### TASK OBJECTIVE
When a record contains an image, skip the image and retype the rest of that record exactly.

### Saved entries
--------
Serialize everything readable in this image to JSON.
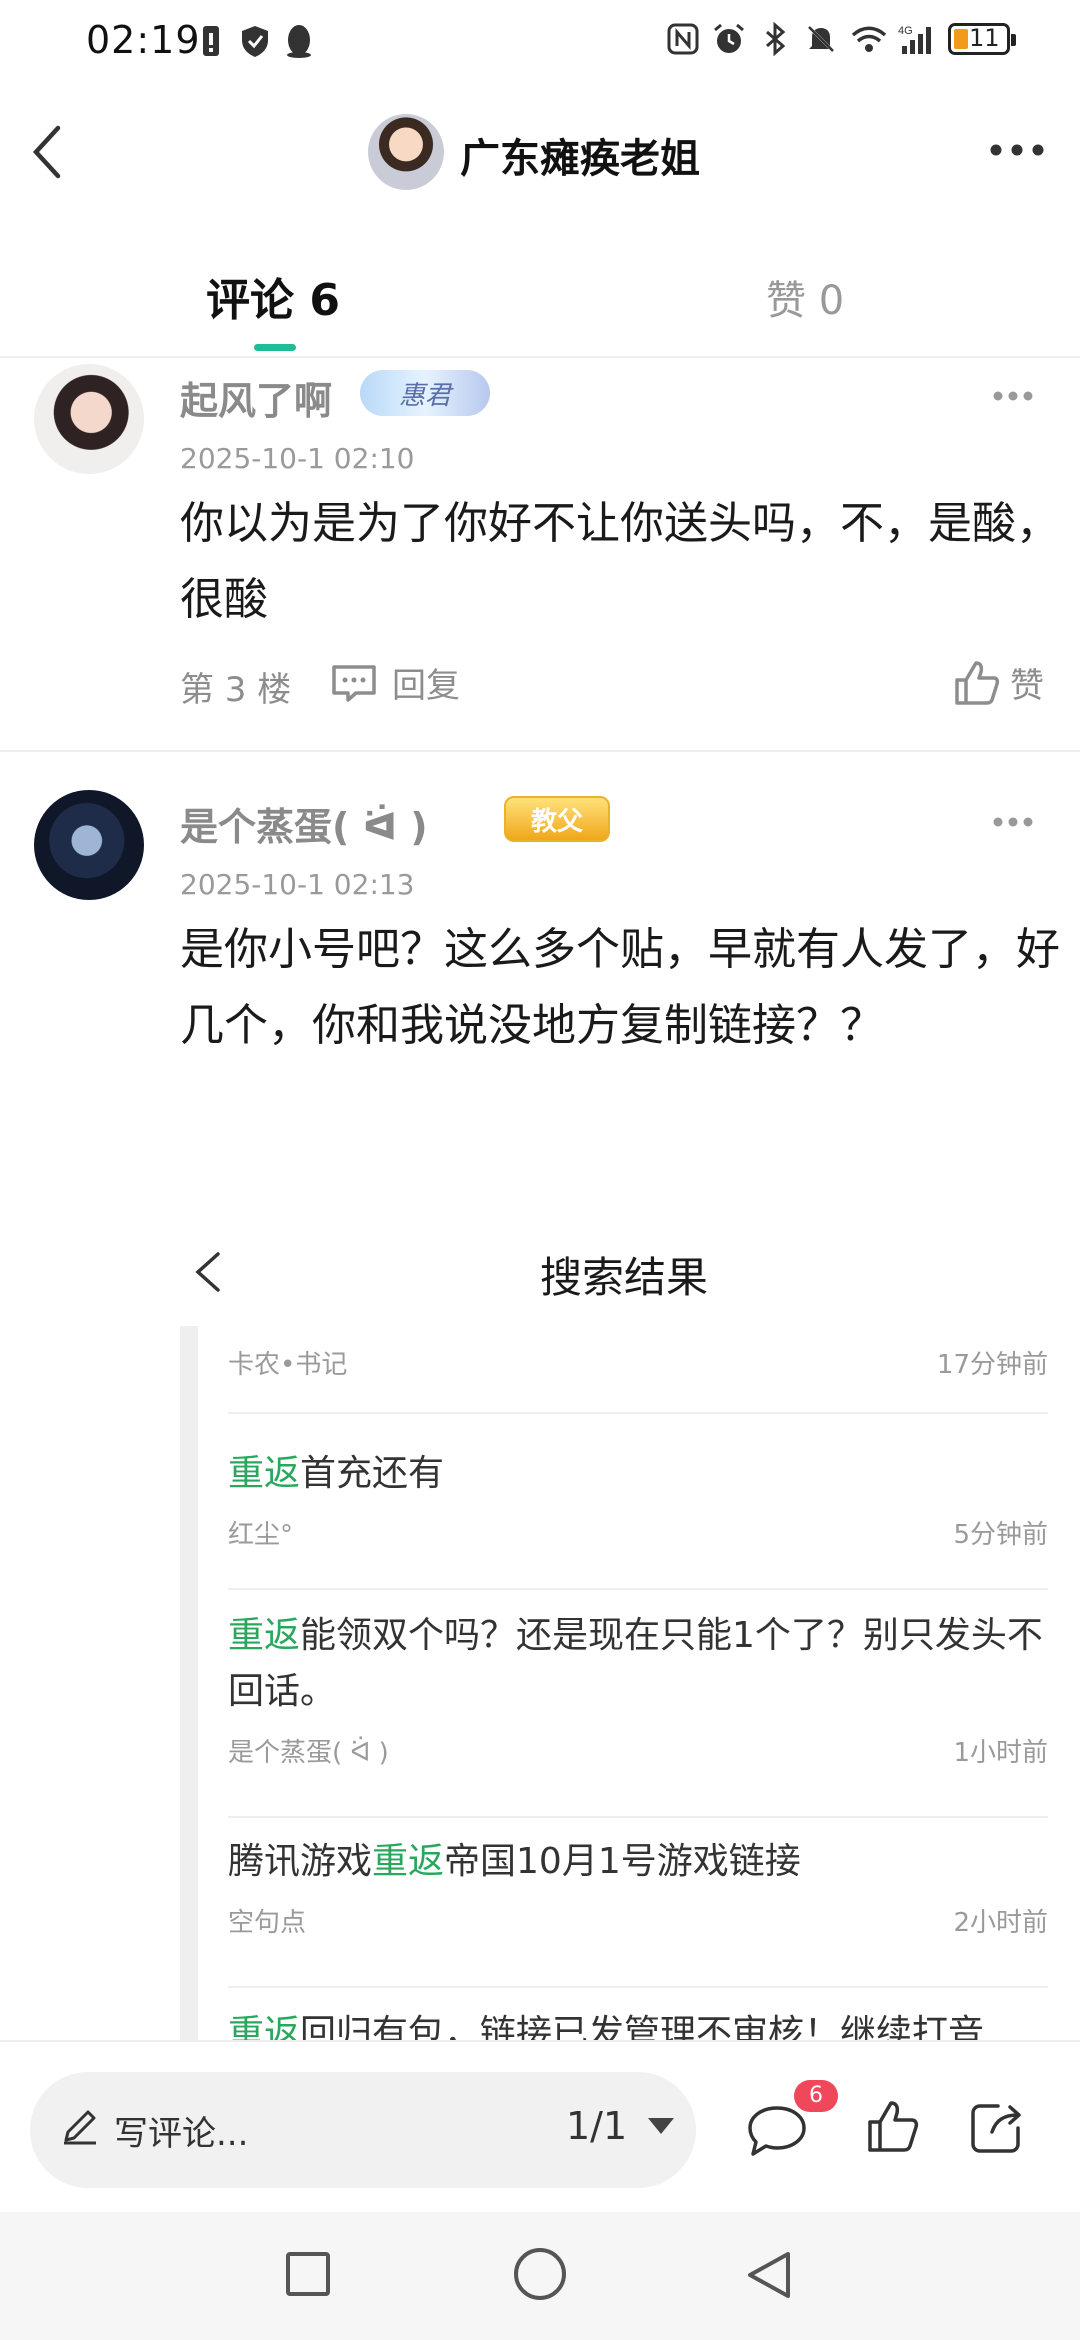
{
  "status_bar": {
    "time": "02:19",
    "battery": "11"
  },
  "header": {
    "title": "广东瘫痪老姐"
  },
  "tabs": {
    "comments": "评论 6",
    "likes": "赞 0"
  },
  "comments": [
    {
      "name": "起风了啊",
      "badge": "惠君",
      "time": "2025-10-1 02:10",
      "text": "你以为是为了你好不让你送头吗，不，是酸，很酸",
      "floor": "第 3 楼",
      "reply_label": "回复",
      "like_label": "赞"
    },
    {
      "name": "是个蒸蛋( ᐛ )",
      "badge": "教父",
      "time": "2025-10-1 02:13",
      "text": "是你小号吧？这么多个贴，早就有人发了，好几个，你和我说没地方复制链接？？"
    }
  ],
  "embedded": {
    "title": "搜索结果",
    "items": [
      {
        "title_pre": "",
        "title_hl": "",
        "title_post": "",
        "author": "卡农•书记",
        "time": "17分钟前"
      },
      {
        "title_pre": "",
        "title_hl": "重返",
        "title_post": "首充还有",
        "author": "红尘°",
        "time": "5分钟前"
      },
      {
        "title_pre": "",
        "title_hl": "重返",
        "title_post": "能领双个吗？还是现在只能1个了？别只发头不回话。",
        "author": "是个蒸蛋( ᐛ )",
        "time": "1小时前"
      },
      {
        "title_pre": "腾讯游戏",
        "title_hl": "重返",
        "title_post": "帝国10月1号游戏链接",
        "author": "空句点",
        "time": "2小时前"
      },
      {
        "title_pre": "",
        "title_hl": "重返",
        "title_post": "回归有包，链接已发管理不审核！继续打音",
        "author": "",
        "time": ""
      }
    ]
  },
  "bottom_bar": {
    "write_placeholder": "写评论...",
    "page": "1/1",
    "comment_count": "6"
  },
  "colors": {
    "accent": "#1fbc98",
    "highlight": "#28a85c",
    "badge": "#f0475a"
  }
}
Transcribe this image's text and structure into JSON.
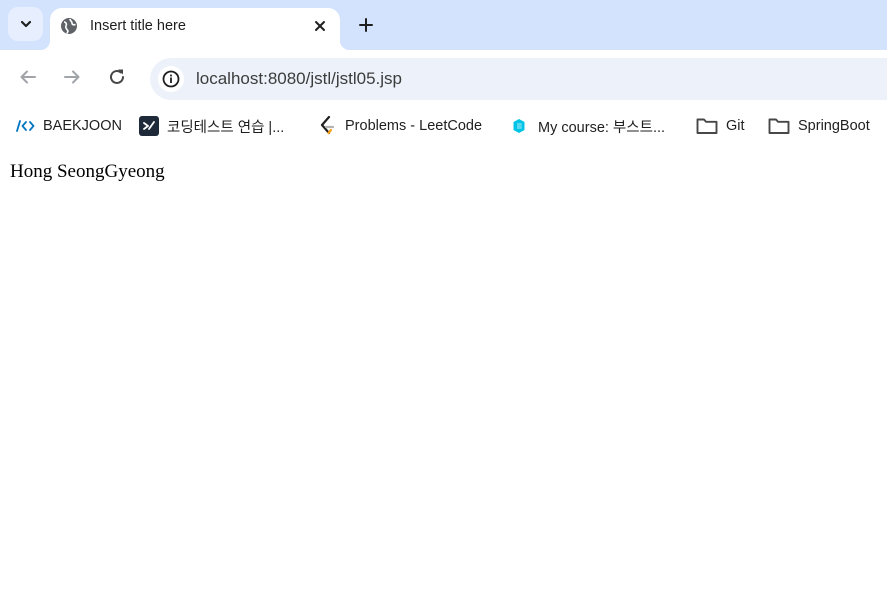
{
  "tab": {
    "title": "Insert title here"
  },
  "omnibox": {
    "url": "localhost:8080/jstl/jstl05.jsp"
  },
  "bookmarks": [
    {
      "label": "BAEKJOON",
      "icon": "baekjoon-icon"
    },
    {
      "label": "코딩테스트 연습 |...",
      "icon": "programmers-icon"
    },
    {
      "label": "Problems - LeetCode",
      "icon": "leetcode-icon"
    },
    {
      "label": "My course: 부스트...",
      "icon": "boostcourse-icon"
    },
    {
      "label": "Git",
      "icon": "folder-icon"
    },
    {
      "label": "SpringBoot",
      "icon": "folder-icon"
    }
  ],
  "page": {
    "text": "Hong SeongGyeong"
  },
  "colors": {
    "tabstrip": "#d3e3fd",
    "omnibox": "#edf2fa",
    "icon": "#474747"
  }
}
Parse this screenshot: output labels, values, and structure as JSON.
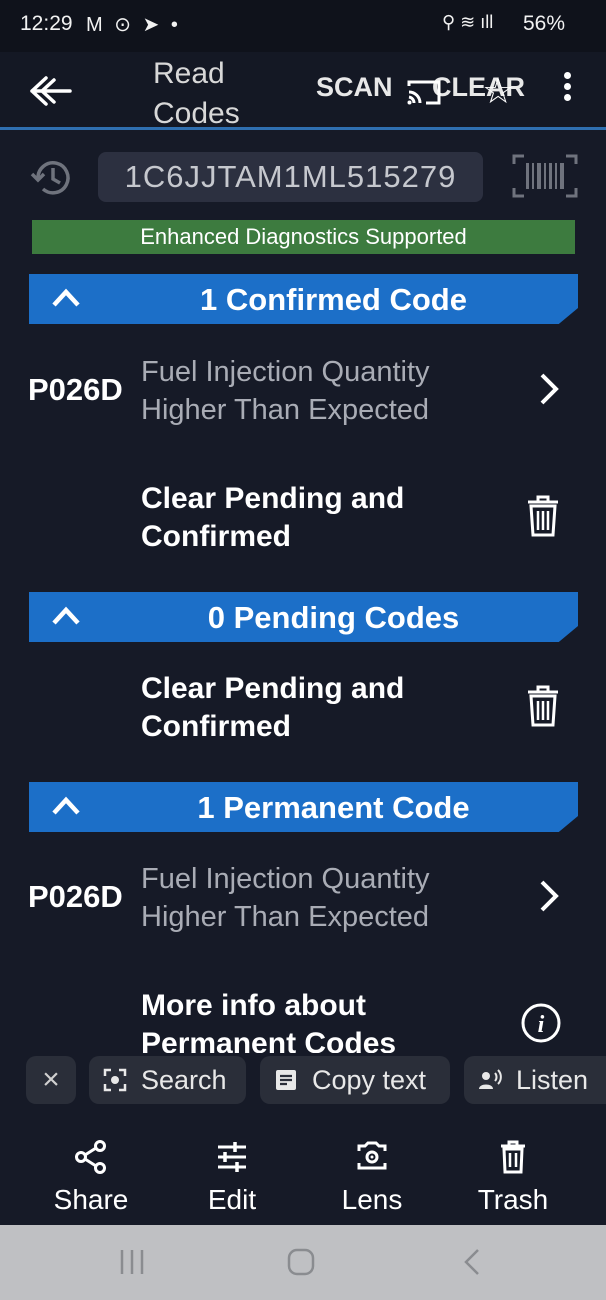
{
  "status_bar": {
    "time": "12:29",
    "left_icons": "M ⊙ ➤ •",
    "right_icons": "⚲ ≋ ıll",
    "battery": "56%"
  },
  "app_bar": {
    "title": "Read Codes",
    "scan_label": "SCAN",
    "clear_label": "CLEAR",
    "accent_color": "#2f6fb0"
  },
  "vin": {
    "value": "1C6JJTAM1ML515279"
  },
  "enhanced_banner": "Enhanced Diagnostics Supported",
  "sections": {
    "confirmed": {
      "title": "1 Confirmed Code",
      "code": "P026D",
      "description": "Fuel Injection Quantity Higher Than Expected",
      "action": "Clear Pending and Confirmed"
    },
    "pending": {
      "title": "0 Pending Codes",
      "action": "Clear Pending and Confirmed"
    },
    "permanent": {
      "title": "1 Permanent Code",
      "code": "P026D",
      "description": "Fuel Injection Quantity Higher Than Expected",
      "more_info": "More info about Permanent Codes"
    }
  },
  "lens_chips": {
    "close": "×",
    "search": "Search",
    "copy_text": "Copy text",
    "listen": "Listen"
  },
  "bottom_actions": {
    "share": "Share",
    "edit": "Edit",
    "lens": "Lens",
    "trash": "Trash"
  },
  "colors": {
    "section_blue": "#1c6fc8",
    "banner_green": "#3d7b3f",
    "background": "#161a27"
  }
}
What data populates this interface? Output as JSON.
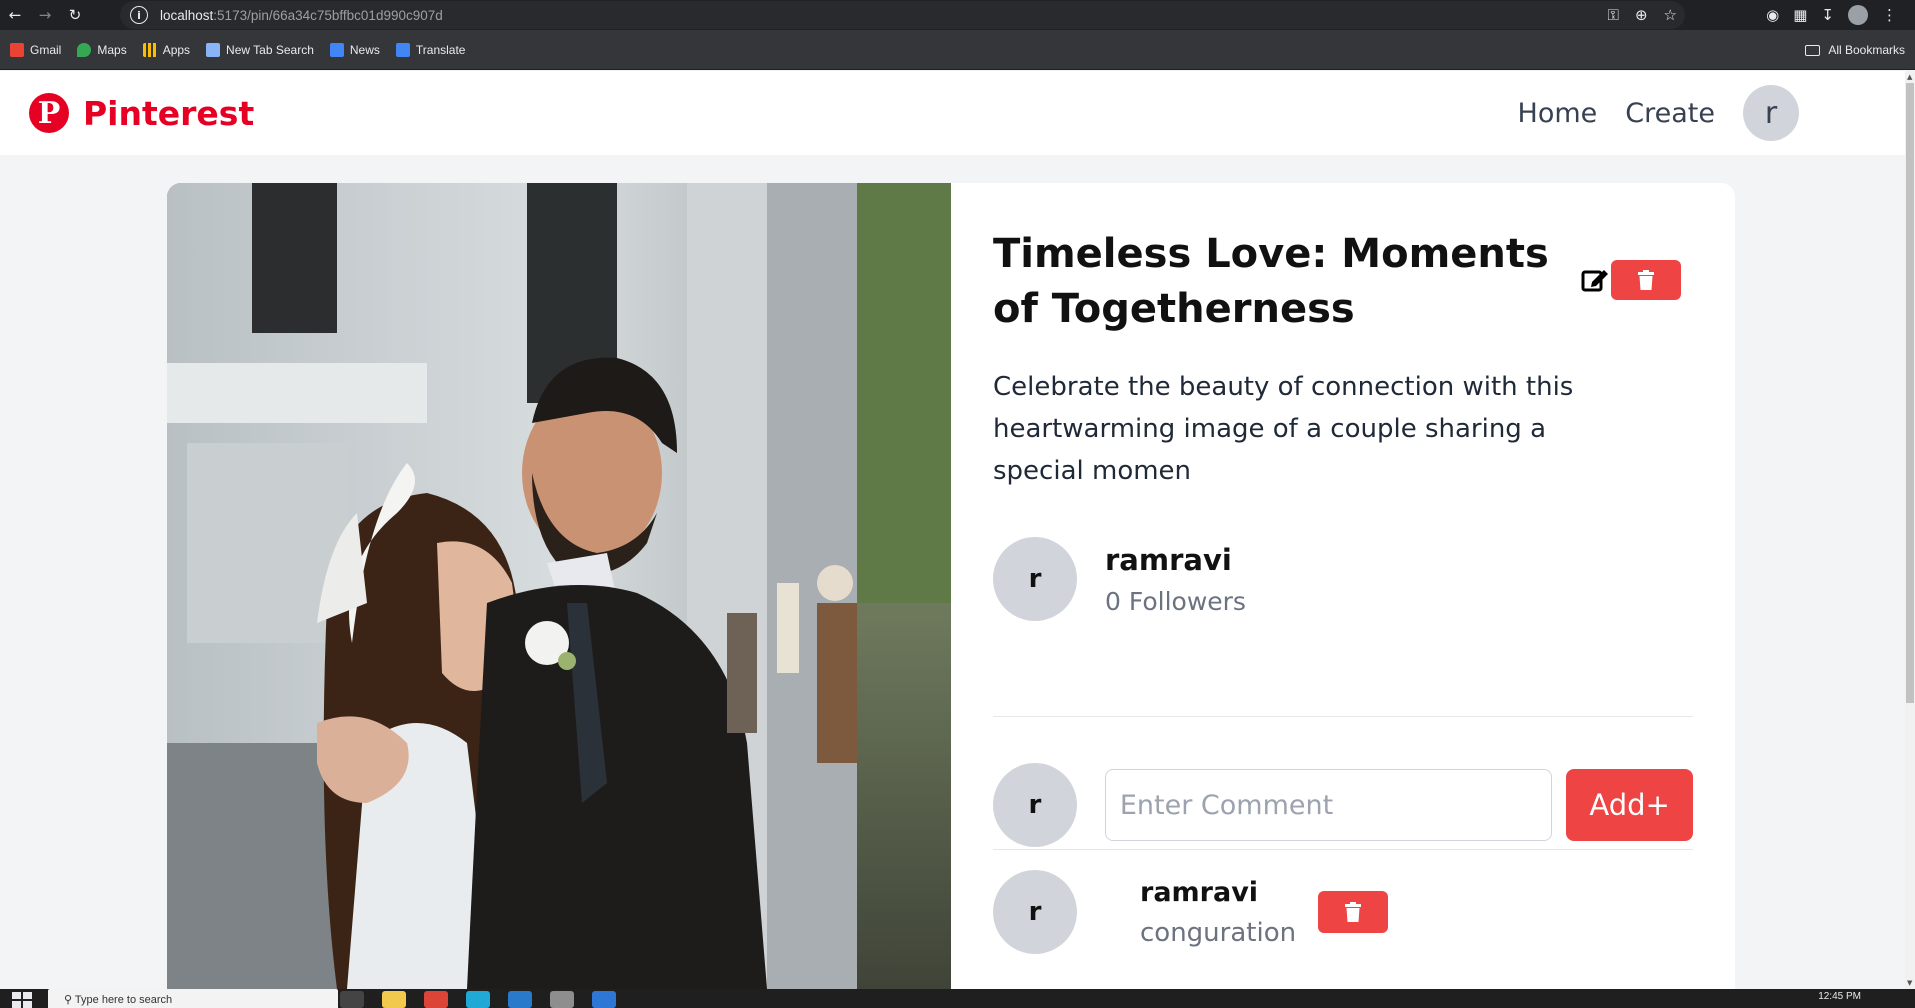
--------
### TASK OUTPUT
Serialize everything readable in this image to JSON.
{
  "status_bar": {
    "time": "02:19",
    "battery": "11"
  },
  "header": {
    "title": "广东瘫痪老姐"
  },
  "tabs": {
    "comments": "评论 6",
    "likes": "赞 0"
  },
  "comments": [
    {
      "name": "起风了啊",
      "badge": "惠君",
      "time": "2025-10-1 02:10",
      "text": "你以为是为了你好不让你送头吗，不，是酸，很酸",
      "floor": "第 3 楼",
      "reply_label": "回复",
      "like_label": "赞"
    },
    {
      "name": "是个蒸蛋( ᐛ )",
      "badge": "教父",
      "time": "2025-10-1 02:13",
      "text": "是你小号吧？这么多个贴，早就有人发了，好几个，你和我说没地方复制链接？？"
    }
  ],
  "embedded": {
    "title": "搜索结果",
    "items": [
      {
        "title_pre": "",
        "title_hl": "",
        "title_post": "",
        "author": "卡农•书记",
        "time": "17分钟前"
      },
      {
        "title_pre": "",
        "title_hl": "重返",
        "title_post": "首充还有",
        "author": "红尘°",
        "time": "5分钟前"
      },
      {
        "title_pre": "",
        "title_hl": "重返",
        "title_post": "能领双个吗？还是现在只能1个了？别只发头不回话。",
        "author": "是个蒸蛋( ᐛ )",
        "time": "1小时前"
      },
      {
        "title_pre": "腾讯游戏",
        "title_hl": "重返",
        "title_post": "帝国10月1号游戏链接",
        "author": "空句点",
        "time": "2小时前"
      },
      {
        "title_pre": "",
        "title_hl": "重返",
        "title_post": "回归有包，链接已发管理不审核！继续打音",
        "author": "",
        "time": ""
      }
    ]
  },
  "bottom_bar": {
    "write_placeholder": "写评论...",
    "page": "1/1",
    "comment_count": "6"
  },
  "colors": {
    "accent": "#1fbc98",
    "highlight": "#28a85c",
    "badge": "#f0475a"
  }
}
Transcribe this image's text and structure into JSON.
{
  "tab": {
    "title": "Insert title here"
  },
  "omnibox": {
    "url": "localhost:8080/jstl/jstl05.jsp"
  },
  "bookmarks": [
    {
      "label": "BAEKJOON",
      "icon": "baekjoon-icon"
    },
    {
      "label": "코딩테스트 연습 |...",
      "icon": "programmers-icon"
    },
    {
      "label": "Problems - LeetCode",
      "icon": "leetcode-icon"
    },
    {
      "label": "My course: 부스트...",
      "icon": "boostcourse-icon"
    },
    {
      "label": "Git",
      "icon": "folder-icon"
    },
    {
      "label": "SpringBoot",
      "icon": "folder-icon"
    }
  ],
  "page": {
    "text": "Hong SeongGyeong"
  },
  "colors": {
    "tabstrip": "#d3e3fd",
    "omnibox": "#edf2fa",
    "icon": "#474747"
  }
}
Parse this screenshot: output labels, values, and structure as JSON.
{
  "status_bar": {
    "time": "12:29",
    "left_icons": "M ⊙ ➤ •",
    "right_icons": "⚲ ≋ ıll",
    "battery": "56%"
  },
  "app_bar": {
    "title": "Read Codes",
    "scan_label": "SCAN",
    "clear_label": "CLEAR",
    "accent_color": "#2f6fb0"
  },
  "vin": {
    "value": "1C6JJTAM1ML515279"
  },
  "enhanced_banner": "Enhanced Diagnostics Supported",
  "sections": {
    "confirmed": {
      "title": "1 Confirmed Code",
      "code": "P026D",
      "description": "Fuel Injection Quantity Higher Than Expected",
      "action": "Clear Pending and Confirmed"
    },
    "pending": {
      "title": "0 Pending Codes",
      "action": "Clear Pending and Confirmed"
    },
    "permanent": {
      "title": "1 Permanent Code",
      "code": "P026D",
      "description": "Fuel Injection Quantity Higher Than Expected",
      "more_info": "More info about Permanent Codes"
    }
  },
  "lens_chips": {
    "close": "×",
    "search": "Search",
    "copy_text": "Copy text",
    "listen": "Listen"
  },
  "bottom_actions": {
    "share": "Share",
    "edit": "Edit",
    "lens": "Lens",
    "trash": "Trash"
  },
  "colors": {
    "section_blue": "#1c6fc8",
    "banner_green": "#3d7b3f",
    "background": "#161a27"
  }
}
What data populates this interface? Output as JSON.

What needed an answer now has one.